Of course we have the students who show an amazing amount of support for our athletic teams. I mean, we’re the school with the most varsity team victories in the Empire 8. But our students also show their support in ways other than attending sporting events. Our a cappella groups consistently fill Emerson Suites, and our Relay for Life raises the most money of any American Cancer Society event in Tompkins County. Doesn’t this also count as showing school spirit?
When I was a senator for the class of 2013 both my freshman and sophomore year, my peers would tell me how they felt school spirit was lacking here. Spirit Week would be the solution to showing the campus community that we really do have school spirit and that we show it in different ways.
IC Spirit Week reached out to organizations that had a similar mission to our committee: to unify the campus community and build a strong connection to Ithaca College.

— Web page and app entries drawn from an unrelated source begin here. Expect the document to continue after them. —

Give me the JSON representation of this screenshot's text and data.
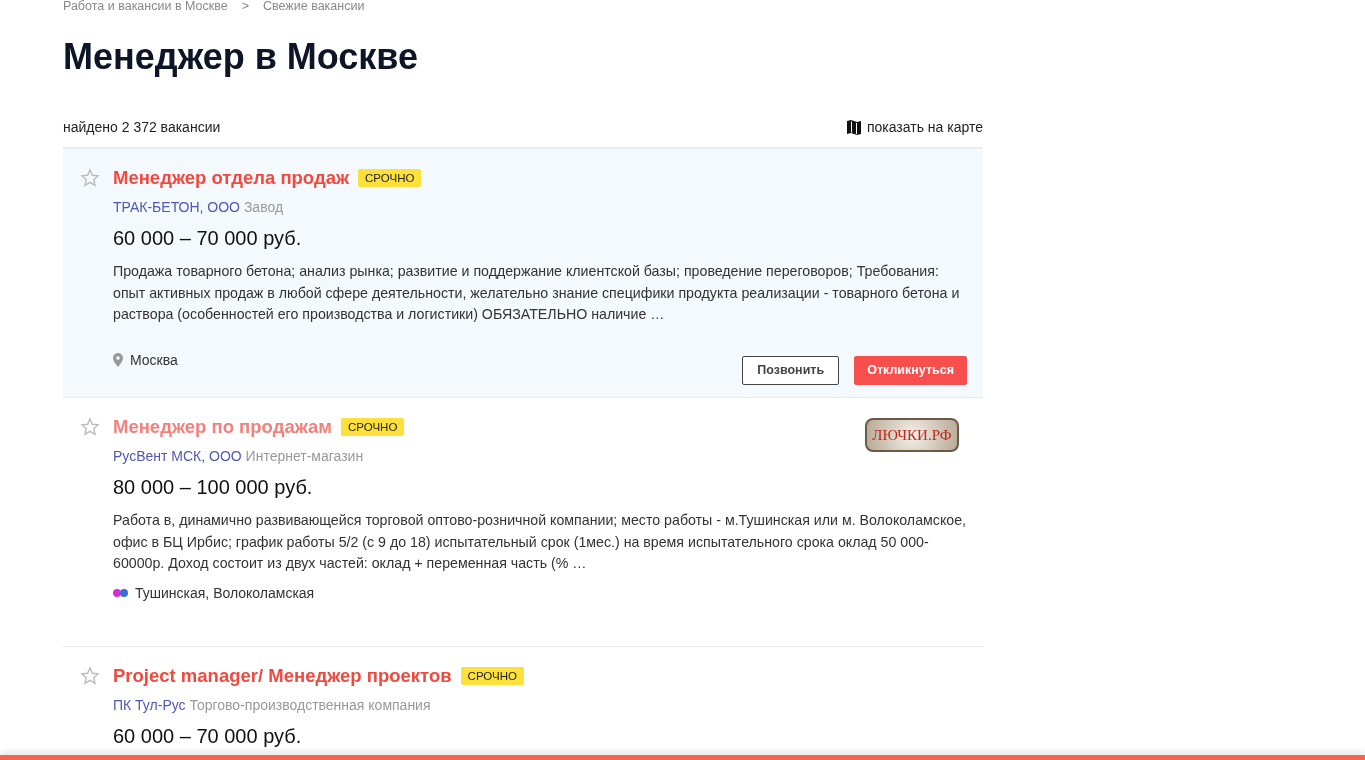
{
  "breadcrumbs": [
    {
      "label": "Работа и вакансии в Москве"
    },
    {
      "label": "Свежие вакансии"
    }
  ],
  "breadcrumb_separator": ">",
  "title": "Менеджер в Москве",
  "found": "найдено 2 372 вакансии",
  "map_link": "показать на карте",
  "vacancies": [
    {
      "title": "Менеджер отдела продаж",
      "visited": false,
      "highlighted": true,
      "favorite": false,
      "badge": "СРОЧНО",
      "company": "ТРАК-БЕТОН, ООО",
      "company_type": "Завод",
      "salary": "60 000 – 70 000 руб.",
      "description": "Продажа товарного бетона; анализ рынка; развитие и поддержание клиентской базы; проведение переговоров; Требования: опыт активных продаж в любой сфере деятельности, желательно знание специфики продукта реализации - товарного бетона и раствора (особенностей его производства и логистики) ОБЯЗАТЕЛЬНО наличие …",
      "location": {
        "kind": "city",
        "text": "Москва"
      },
      "buttons": [
        {
          "label": "Позвонить",
          "kind": "outline"
        },
        {
          "label": "Откликнуться",
          "kind": "primary"
        }
      ]
    },
    {
      "title": "Менеджер по продажам",
      "visited": true,
      "highlighted": false,
      "favorite": false,
      "badge": "СРОЧНО",
      "company": "РусВент МСК, ООО",
      "company_type": "Интернет-магазин",
      "logo_text": "ЛЮЧКИ.РФ",
      "salary": "80 000 – 100 000 руб.",
      "description": "Работа в, динамично развивающейся торговой оптово-розничной компании; место работы - м.Тушинская или м. Волоколамское, офис в БЦ Ирбис; график работы 5/2 (с 9 до 18) испытательный срок (1мес.) на время испытательного срока оклад 50 000-60000р. Доход состоит из двух частей: оклад + переменная часть (% …",
      "location": {
        "kind": "metro",
        "text": "Тушинская, Волоколамская",
        "lines": [
          {
            "color": "#d42cdb"
          },
          {
            "color": "#3a6bd6"
          }
        ]
      }
    },
    {
      "title": "Project manager/ Менеджер проектов",
      "visited": false,
      "highlighted": false,
      "favorite": false,
      "badge": "СРОЧНО",
      "company": "ПК Тул-Рус",
      "company_type": "Торгово-производственная компания",
      "salary": "60 000 – 70 000 руб."
    }
  ]
}
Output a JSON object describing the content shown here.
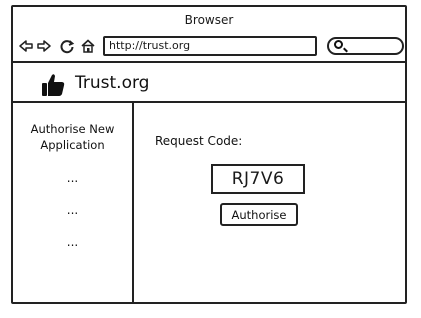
{
  "window": {
    "title": "Browser"
  },
  "toolbar": {
    "back_icon": "back-arrow-icon",
    "forward_icon": "forward-arrow-icon",
    "reload_icon": "reload-icon",
    "home_icon": "home-icon",
    "address": "http://trust.org",
    "search_value": "",
    "search_icon": "search-icon"
  },
  "site": {
    "logo_icon": "thumbs-up-icon",
    "title": "Trust.org"
  },
  "sidebar": {
    "link_label": "Authorise New Application",
    "more_items": [
      "...",
      "...",
      "..."
    ]
  },
  "main": {
    "request_label": "Request Code:",
    "request_code": "RJ7V6",
    "authorise_label": "Authorise"
  }
}
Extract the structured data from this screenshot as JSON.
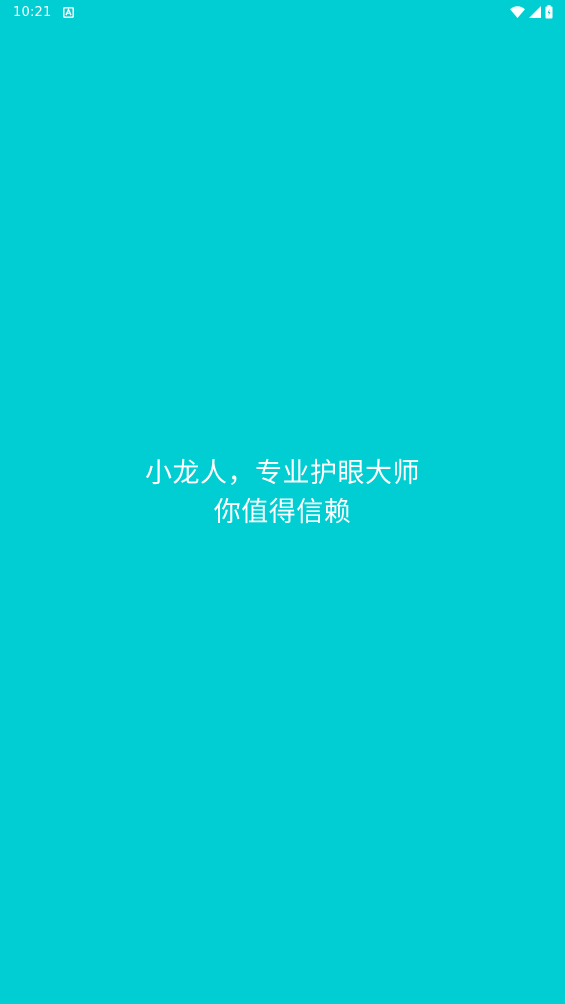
{
  "status_bar": {
    "time": "10:21",
    "notification_icon": "android-auto-icon",
    "wifi_icon": "wifi-icon",
    "signal_icon": "signal-icon",
    "battery_icon": "battery-icon"
  },
  "splash": {
    "line1": "小龙人，专业护眼大师",
    "line2": "你值得信赖"
  },
  "colors": {
    "background": "#00CED2",
    "foreground": "#FFFFFF"
  }
}
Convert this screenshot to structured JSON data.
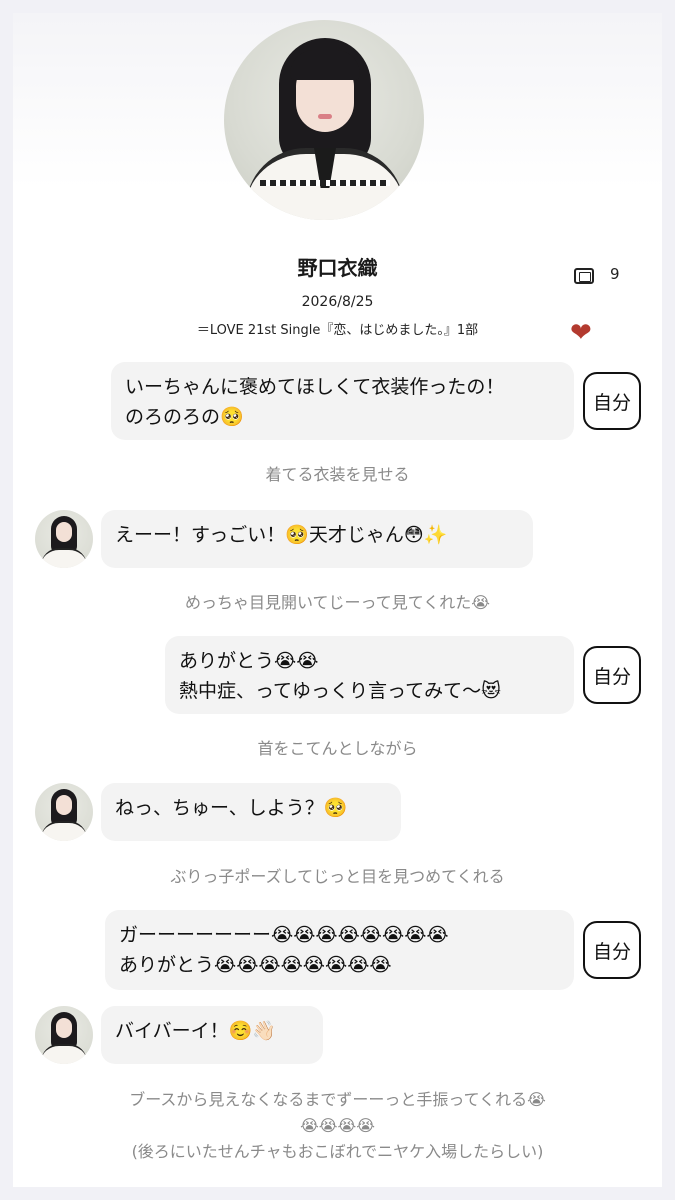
{
  "profile": {
    "name": "野口衣織",
    "date": "2026/8/25",
    "event": "＝LOVE 21st Single『恋、はじめました。』1部",
    "film_icon": "film-icon",
    "film_count": "9",
    "heart_icon": "heart-icon",
    "heart_color": "#b33a2f"
  },
  "messages": [
    {
      "from": "self",
      "text": "いーちゃんに褒めてほしくて衣装作ったの！\nのろのろの🥺"
    },
    {
      "from": "note",
      "text": "着てる衣装を見せる"
    },
    {
      "from": "idol",
      "text": "えーー！すっごい！🥺天才じゃん😳✨"
    },
    {
      "from": "note",
      "text": "めっちゃ目見開いてじーって見てくれた😭"
    },
    {
      "from": "self",
      "text": "ありがとう😭😭\n熱中症、ってゆっくり言ってみて〜😻"
    },
    {
      "from": "note",
      "text": "首をこてんとしながら"
    },
    {
      "from": "idol",
      "text": "ねっ、ちゅー、しよう？🥺"
    },
    {
      "from": "note",
      "text": "ぶりっ子ポーズしてじっと目を見つめてくれる"
    },
    {
      "from": "self",
      "text": "ガーーーーーーー😭😭😭😭😭😭😭😭\nありがとう😭😭😭😭😭😭😭😭"
    },
    {
      "from": "idol",
      "text": "バイバーイ！☺️👋🏻"
    },
    {
      "from": "note",
      "text": "ブースから見えなくなるまでずーーっと手振ってくれる😭\n😭😭😭😭\n(後ろにいたせんチャもおこぼれでニヤケ入場したらしい)"
    }
  ],
  "self_label": "自分"
}
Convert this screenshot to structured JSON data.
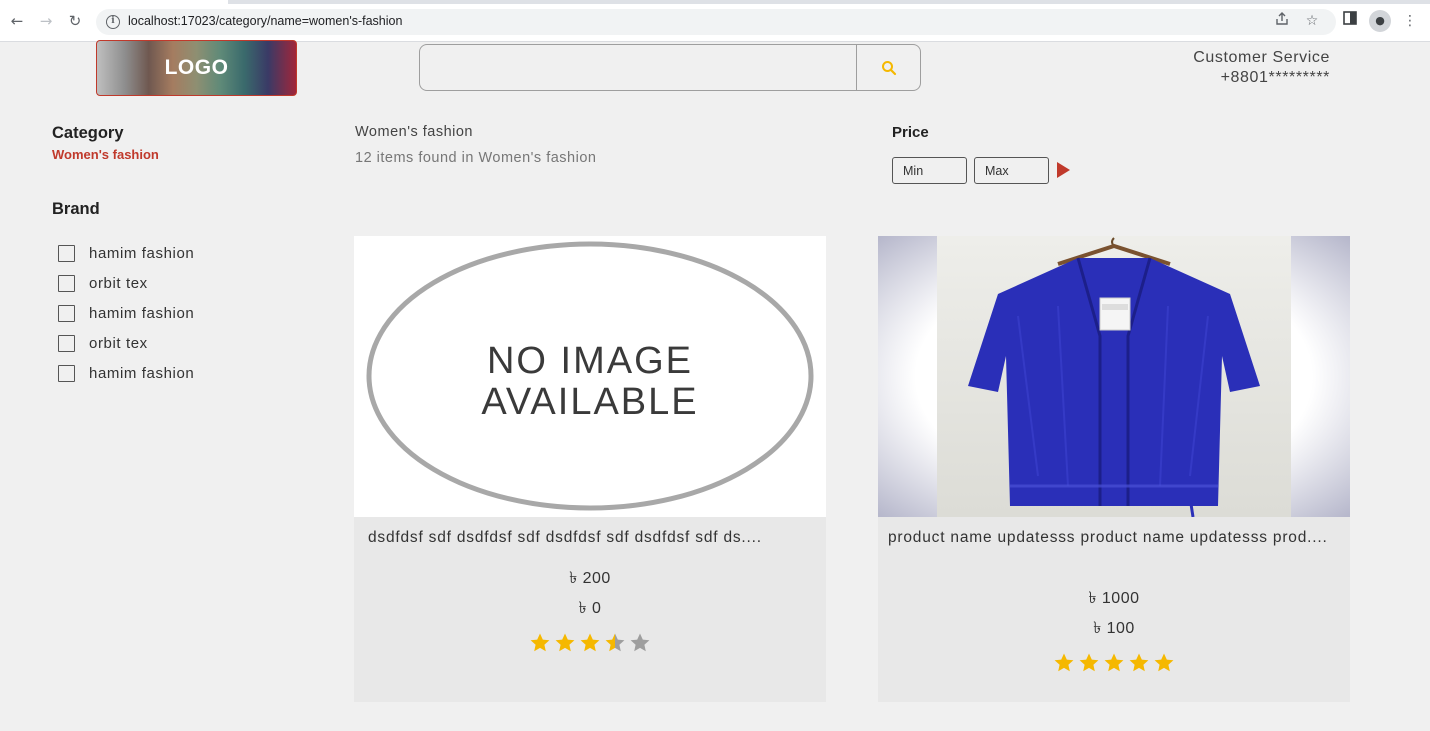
{
  "browser": {
    "url": "localhost:17023/category/name=women's-fashion",
    "back_icon": "back-arrow-icon",
    "forward_icon": "forward-arrow-icon",
    "reload_icon": "reload-icon"
  },
  "header": {
    "logo": "LOGO",
    "search": {
      "placeholder": "",
      "value": ""
    },
    "customer_service": {
      "label": "Customer Service",
      "phone": "+8801*********"
    }
  },
  "sidebar": {
    "category_heading": "Category",
    "category_value": "Women's fashion",
    "brand_heading": "Brand",
    "brands": [
      {
        "label": "hamim fashion",
        "checked": false
      },
      {
        "label": "orbit tex",
        "checked": false
      },
      {
        "label": "hamim fashion",
        "checked": false
      },
      {
        "label": "orbit tex",
        "checked": false
      },
      {
        "label": "hamim fashion",
        "checked": false
      }
    ]
  },
  "main": {
    "title": "Women's fashion",
    "items_found": "12 items found in Women's fashion",
    "price_filter": {
      "heading": "Price",
      "min_placeholder": "Min",
      "max_placeholder": "Max"
    }
  },
  "products": [
    {
      "name": "dsdfdsf sdf dsdfdsf sdf dsdfdsf sdf dsdfdsf sdf ds....",
      "price": "৳ 200",
      "discount_price": "৳ 0",
      "rating": 3.5,
      "image": "no-image-placeholder",
      "image_text_1": "NO IMAGE",
      "image_text_2": "AVAILABLE"
    },
    {
      "name": "product name updatesss product name updatesss prod....",
      "price": "৳ 1000",
      "discount_price": "৳ 100",
      "rating": 5,
      "image": "blue-knit-cardigan-photo"
    }
  ],
  "colors": {
    "accent": "#c0392b",
    "star": "#f5b800",
    "star_empty": "#9e9e9e"
  }
}
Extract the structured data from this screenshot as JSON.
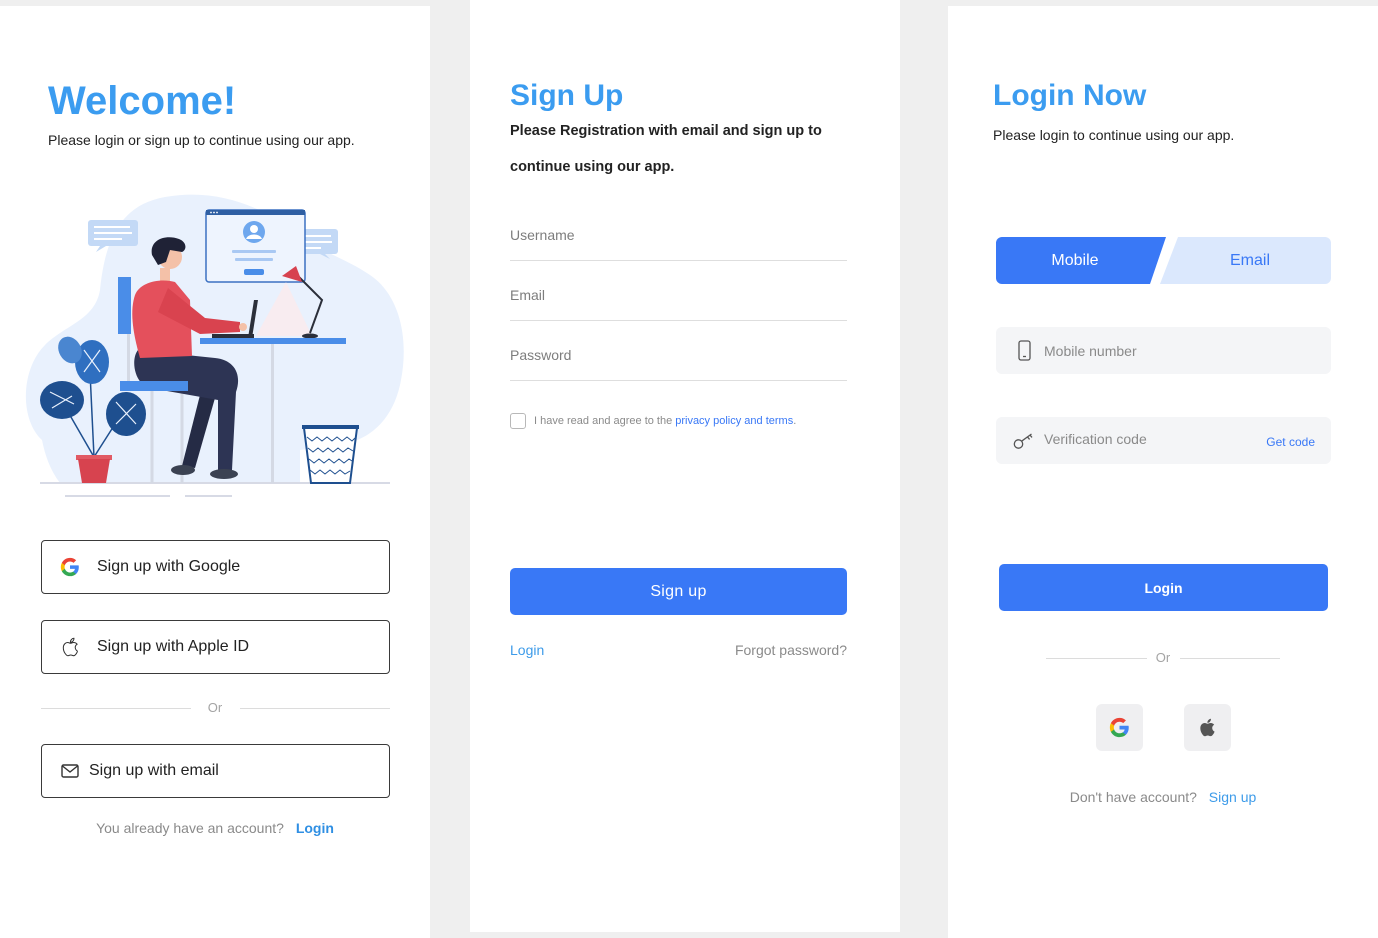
{
  "colors": {
    "page_bg": "#efefef",
    "title": "#3b9cf0",
    "primary": "#3978f6",
    "link": "#2f8fe3",
    "tab_inactive": "#dbe8fd",
    "input_bg": "#f4f5f7",
    "social_bg": "#efeff1",
    "muted": "#8a8a8a"
  },
  "welcome": {
    "title": "Welcome!",
    "subtitle": "Please login or sign up to continue using our app.",
    "google_button": {
      "label": "Sign up with Google",
      "icon": "google-icon"
    },
    "apple_button": {
      "label": "Sign up with Apple ID",
      "icon": "apple-icon"
    },
    "or_label": "Or",
    "email_button": {
      "label": "Sign up with email",
      "icon": "mail-icon"
    },
    "account_prompt": "You already have an account?",
    "login_link": "Login"
  },
  "signup": {
    "title": "Sign Up",
    "subtitle_lines": [
      "Please Registration with email and sign up to",
      "continue using our app."
    ],
    "fields": [
      {
        "placeholder": "Username",
        "value": ""
      },
      {
        "placeholder": "Email",
        "value": ""
      },
      {
        "placeholder": "Password",
        "value": ""
      }
    ],
    "agreement": {
      "checked": false,
      "text": "I have read and agree to the",
      "link": "privacy policy and terms",
      "suffix": "."
    },
    "submit_label": "Sign up",
    "login_link": "Login",
    "forgot_link": "Forgot password?"
  },
  "login": {
    "title": "Login Now",
    "subtitle": "Please login to continue using our app.",
    "tabs": [
      {
        "label": "Mobile",
        "active": true
      },
      {
        "label": "Email",
        "active": false
      }
    ],
    "mobile_field": {
      "placeholder": "Mobile number",
      "value": "",
      "icon": "phone-icon"
    },
    "code_field": {
      "placeholder": "Verification code",
      "value": "",
      "icon": "key-icon",
      "action": "Get code"
    },
    "submit_label": "Login",
    "or_label": "Or",
    "social": [
      {
        "icon": "google-icon"
      },
      {
        "icon": "apple-icon"
      }
    ],
    "signup_prompt": "Don't have account?",
    "signup_link": "Sign up"
  }
}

We had a great response rate from these groups that had wanted to help our cause. In order to create better awareness about our plan to increase school spirit, we utilized traditions that already had a strong presence on campus, such as Mr. and Ms. Ithaca and Habidash. We then reached out to other organizations who then used their creativity to create new events for IC Spirit Week. We had a diverse schedule of events, and it showed that our students do show their passion for the college through attendance at these events.
This year, we’ve built upon our events from last year and responded to what students wanted to see done differently. Our communication efforts are a lot stronger than last year, and our volunteers are now a blend of students who participated last year and those who are new to IC Spirit Week. We’ve become a registered organization because we knew this would help in our efforts to keep Spirit Week a yearly tradition.
You should care about IC Spirit Week because we need to show support for our student organizations, our athletic teams and our additional college affinity groups. These members work hard all year long to bring the campus community together and deserve to be recognized for their efforts. Last year was the first time IC Spirit Week took place, and it was a great learning opportunity to see how students responded to what would hopefully become a new school tradition. By having IC Spirit Week lead into Alumni Weekend, we hope that as our recent graduates come back to visit the college, they remember their favorite events from Spirit Week.
Vice President Maeghan Willis and I have had the incredible opportunity to present our progress and strategy of IC Spirit Week at the Council for Advancement and Support of Education Affiliated Student Advancement Programs conferences. Other institutions have reached out to us, wanting to follow in our mission to create a spirited environment that isn’t only about athletics and apparel. Our organization is strong, and we know it will keep growing, but we need your help. Come support your fellow students at IC Spirit Week this year.
Rachel Heiss is a senior integrated marketing communications major and the founder and president of IC Spirit Week. Email her at firstname.lastname@example.org.